What is required:
Repeat the entries exactly as they appear.

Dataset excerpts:
++++++++++

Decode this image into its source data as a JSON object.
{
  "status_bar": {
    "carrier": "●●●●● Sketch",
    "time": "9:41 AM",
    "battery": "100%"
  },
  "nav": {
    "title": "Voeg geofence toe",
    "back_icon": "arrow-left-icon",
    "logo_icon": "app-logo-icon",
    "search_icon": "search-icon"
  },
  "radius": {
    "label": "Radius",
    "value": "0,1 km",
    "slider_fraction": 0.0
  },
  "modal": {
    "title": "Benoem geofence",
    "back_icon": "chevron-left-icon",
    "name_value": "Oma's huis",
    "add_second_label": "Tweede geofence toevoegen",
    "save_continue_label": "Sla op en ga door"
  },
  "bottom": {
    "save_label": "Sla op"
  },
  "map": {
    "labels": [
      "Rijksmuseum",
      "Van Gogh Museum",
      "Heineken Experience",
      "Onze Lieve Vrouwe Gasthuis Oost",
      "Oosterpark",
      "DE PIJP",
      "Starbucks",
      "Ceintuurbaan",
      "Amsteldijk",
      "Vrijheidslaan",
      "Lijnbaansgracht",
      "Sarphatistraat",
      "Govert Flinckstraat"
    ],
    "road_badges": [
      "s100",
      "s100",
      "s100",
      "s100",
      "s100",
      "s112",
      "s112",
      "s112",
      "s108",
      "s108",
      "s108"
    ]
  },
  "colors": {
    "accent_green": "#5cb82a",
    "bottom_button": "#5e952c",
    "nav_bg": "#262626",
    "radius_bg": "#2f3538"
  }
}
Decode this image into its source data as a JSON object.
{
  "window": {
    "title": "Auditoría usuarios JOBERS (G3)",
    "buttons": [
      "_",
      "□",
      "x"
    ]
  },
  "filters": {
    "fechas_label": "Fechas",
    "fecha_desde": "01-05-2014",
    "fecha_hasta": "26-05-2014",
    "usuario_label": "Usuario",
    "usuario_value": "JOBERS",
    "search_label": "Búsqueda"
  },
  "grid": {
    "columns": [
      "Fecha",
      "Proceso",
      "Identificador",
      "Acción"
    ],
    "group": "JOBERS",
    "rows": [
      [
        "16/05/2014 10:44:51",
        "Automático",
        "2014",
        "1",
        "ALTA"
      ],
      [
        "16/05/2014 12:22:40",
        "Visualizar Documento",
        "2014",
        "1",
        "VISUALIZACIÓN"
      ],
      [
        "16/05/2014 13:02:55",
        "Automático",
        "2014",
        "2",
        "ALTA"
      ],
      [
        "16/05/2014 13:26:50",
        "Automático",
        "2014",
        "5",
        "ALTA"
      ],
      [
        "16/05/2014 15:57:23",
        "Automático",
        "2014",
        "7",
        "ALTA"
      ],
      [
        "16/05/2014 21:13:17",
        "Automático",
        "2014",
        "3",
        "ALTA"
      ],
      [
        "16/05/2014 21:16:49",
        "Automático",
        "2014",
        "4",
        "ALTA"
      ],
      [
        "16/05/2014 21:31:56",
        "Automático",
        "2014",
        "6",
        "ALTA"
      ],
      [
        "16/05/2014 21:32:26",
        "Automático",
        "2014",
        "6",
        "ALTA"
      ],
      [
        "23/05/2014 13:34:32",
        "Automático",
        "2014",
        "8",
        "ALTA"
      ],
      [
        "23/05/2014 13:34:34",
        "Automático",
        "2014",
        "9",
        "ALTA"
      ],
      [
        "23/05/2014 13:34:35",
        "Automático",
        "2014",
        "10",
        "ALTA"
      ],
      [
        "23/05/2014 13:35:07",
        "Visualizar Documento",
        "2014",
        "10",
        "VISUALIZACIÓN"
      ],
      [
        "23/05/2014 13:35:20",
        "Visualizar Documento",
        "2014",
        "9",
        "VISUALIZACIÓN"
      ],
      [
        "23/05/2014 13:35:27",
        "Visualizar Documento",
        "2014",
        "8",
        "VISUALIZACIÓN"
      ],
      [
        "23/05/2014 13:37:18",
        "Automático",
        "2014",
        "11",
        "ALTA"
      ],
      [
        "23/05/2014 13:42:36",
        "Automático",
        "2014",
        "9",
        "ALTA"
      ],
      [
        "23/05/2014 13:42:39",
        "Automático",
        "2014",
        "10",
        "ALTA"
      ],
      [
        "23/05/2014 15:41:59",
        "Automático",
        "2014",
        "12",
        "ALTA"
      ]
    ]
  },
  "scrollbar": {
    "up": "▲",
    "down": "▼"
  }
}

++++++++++

Task answer:
Decode this image into its source data as a JSON object.
{
  "status_bar": {
    "carrier": "●●●●● Sketch",
    "time": "9:41 AM",
    "battery": "100%"
  },
  "nav": {
    "title": "Voeg geofence toe",
    "back_icon": "arrow-left-icon",
    "logo_icon": "app-logo-icon",
    "search_icon": "search-icon"
  },
  "radius": {
    "label": "Radius",
    "value": "0,1 km",
    "slider_fraction": 0.0
  },
  "modal": {
    "title": "Benoem geofence",
    "back_icon": "chevron-left-icon",
    "name_value": "Oma's huis",
    "add_second_label": "Tweede geofence toevoegen",
    "save_continue_label": "Sla op en ga door"
  },
  "bottom": {
    "save_label": "Sla op"
  },
  "map": {
    "labels": [
      "Rijksmuseum",
      "Van Gogh Museum",
      "Heineken Experience",
      "Onze Lieve Vrouwe Gasthuis Oost",
      "Oosterpark",
      "DE PIJP",
      "Starbucks",
      "Ceintuurbaan",
      "Amsteldijk",
      "Vrijheidslaan",
      "Lijnbaansgracht",
      "Sarphatistraat",
      "Govert Flinckstraat"
    ],
    "road_badges": [
      "s100",
      "s100",
      "s100",
      "s100",
      "s100",
      "s112",
      "s112",
      "s112",
      "s108",
      "s108",
      "s108"
    ]
  },
  "colors": {
    "accent_green": "#5cb82a",
    "bottom_button": "#5e952c",
    "nav_bg": "#262626",
    "radius_bg": "#2f3538"
  }
}
Decode this image into its source data as a JSON object.
{
  "window": {
    "title": "Auditoría usuarios JOBERS (G3)",
    "buttons": [
      "_",
      "□",
      "x"
    ]
  },
  "filters": {
    "fechas_label": "Fechas",
    "fecha_desde": "01-05-2014",
    "fecha_hasta": "26-05-2014",
    "usuario_label": "Usuario",
    "usuario_value": "JOBERS",
    "search_label": "Búsqueda"
  },
  "grid": {
    "columns": [
      "Fecha",
      "Proceso",
      "Identificador",
      "Acción"
    ],
    "group": "JOBERS",
    "rows": [
      [
        "16/05/2014 10:44:51",
        "Automático",
        "2014",
        "1",
        "ALTA"
      ],
      [
        "16/05/2014 12:22:40",
        "Visualizar Documento",
        "2014",
        "1",
        "VISUALIZACIÓN"
      ],
      [
        "16/05/2014 13:02:55",
        "Automático",
        "2014",
        "2",
        "ALTA"
      ],
      [
        "16/05/2014 13:26:50",
        "Automático",
        "2014",
        "5",
        "ALTA"
      ],
      [
        "16/05/2014 15:57:23",
        "Automático",
        "2014",
        "7",
        "ALTA"
      ],
      [
        "16/05/2014 21:13:17",
        "Automático",
        "2014",
        "3",
        "ALTA"
      ],
      [
        "16/05/2014 21:16:49",
        "Automático",
        "2014",
        "4",
        "ALTA"
      ],
      [
        "16/05/2014 21:31:56",
        "Automático",
        "2014",
        "6",
        "ALTA"
      ],
      [
        "16/05/2014 21:32:26",
        "Automático",
        "2014",
        "6",
        "ALTA"
      ],
      [
        "23/05/2014 13:34:32",
        "Automático",
        "2014",
        "8",
        "ALTA"
      ],
      [
        "23/05/2014 13:34:34",
        "Automático",
        "2014",
        "9",
        "ALTA"
      ],
      [
        "23/05/2014 13:34:35",
        "Automático",
        "2014",
        "10",
        "ALTA"
      ],
      [
        "23/05/2014 13:35:07",
        "Visualizar Documento",
        "2014",
        "10",
        "VISUALIZACIÓN"
      ],
      [
        "23/05/2014 13:35:20",
        "Visualizar Documento",
        "2014",
        "9",
        "VISUALIZACIÓN"
      ],
      [
        "23/05/2014 13:35:27",
        "Visualizar Documento",
        "2014",
        "8",
        "VISUALIZACIÓN"
      ],
      [
        "23/05/2014 13:37:18",
        "Automático",
        "2014",
        "11",
        "ALTA"
      ],
      [
        "23/05/2014 13:42:36",
        "Automático",
        "2014",
        "9",
        "ALTA"
      ],
      [
        "23/05/2014 13:42:39",
        "Automático",
        "2014",
        "10",
        "ALTA"
      ],
      [
        "23/05/2014 15:41:59",
        "Automático",
        "2014",
        "12",
        "ALTA"
      ]
    ]
  },
  "scrollbar": {
    "up": "▲",
    "down": "▼"
  }
}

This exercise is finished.